[Given data Boundary: Start]

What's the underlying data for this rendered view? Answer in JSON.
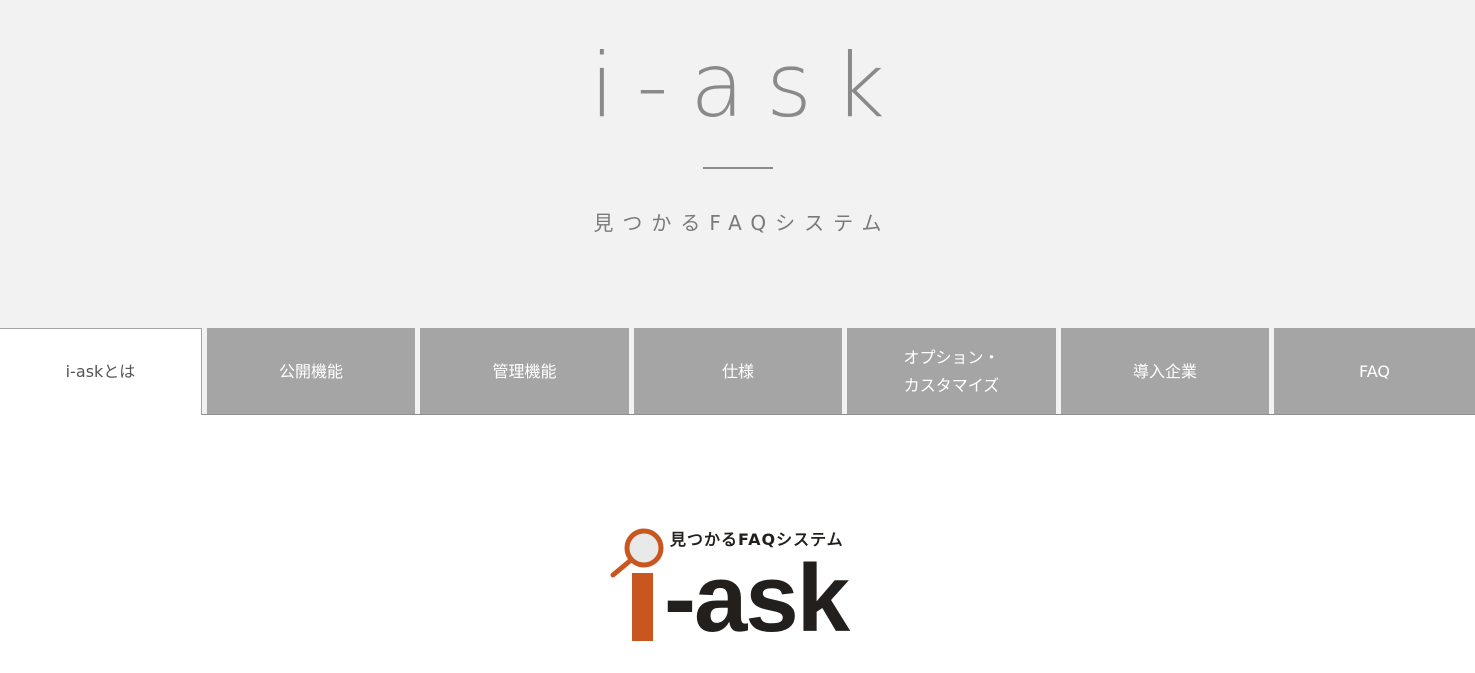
{
  "hero": {
    "title": "i-ask",
    "subtitle": "見つかるFAQシステム"
  },
  "tabs": [
    {
      "label": "i-askとは",
      "active": true
    },
    {
      "label": "公開機能",
      "active": false
    },
    {
      "label": "管理機能",
      "active": false
    },
    {
      "label": "仕様",
      "active": false
    },
    {
      "label_line1": "オプション・",
      "label_line2": "カスタマイズ",
      "active": false
    },
    {
      "label": "導入企業",
      "active": false
    },
    {
      "label": "FAQ",
      "active": false
    }
  ],
  "logo": {
    "tagline": "見つかるFAQシステム",
    "wordmark": "-ask",
    "icon": "magnifier-i-icon",
    "accent_color": "#c8561e",
    "text_color": "#231f1c"
  },
  "colors": {
    "hero_bg": "#f2f2f2",
    "tab_bg": "#a5a5a5",
    "title_gray": "#8a8a8a"
  }
}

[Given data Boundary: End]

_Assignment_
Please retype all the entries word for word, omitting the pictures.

_Reply to the exercise_
What's the underlying data for this rendered view? Answer in JSON.
{
  "hero": {
    "title": "i-ask",
    "subtitle": "見つかるFAQシステム"
  },
  "tabs": [
    {
      "label": "i-askとは",
      "active": true
    },
    {
      "label": "公開機能",
      "active": false
    },
    {
      "label": "管理機能",
      "active": false
    },
    {
      "label": "仕様",
      "active": false
    },
    {
      "label_line1": "オプション・",
      "label_line2": "カスタマイズ",
      "active": false
    },
    {
      "label": "導入企業",
      "active": false
    },
    {
      "label": "FAQ",
      "active": false
    }
  ],
  "logo": {
    "tagline": "見つかるFAQシステム",
    "wordmark": "-ask",
    "icon": "magnifier-i-icon",
    "accent_color": "#c8561e",
    "text_color": "#231f1c"
  },
  "colors": {
    "hero_bg": "#f2f2f2",
    "tab_bg": "#a5a5a5",
    "title_gray": "#8a8a8a"
  }
}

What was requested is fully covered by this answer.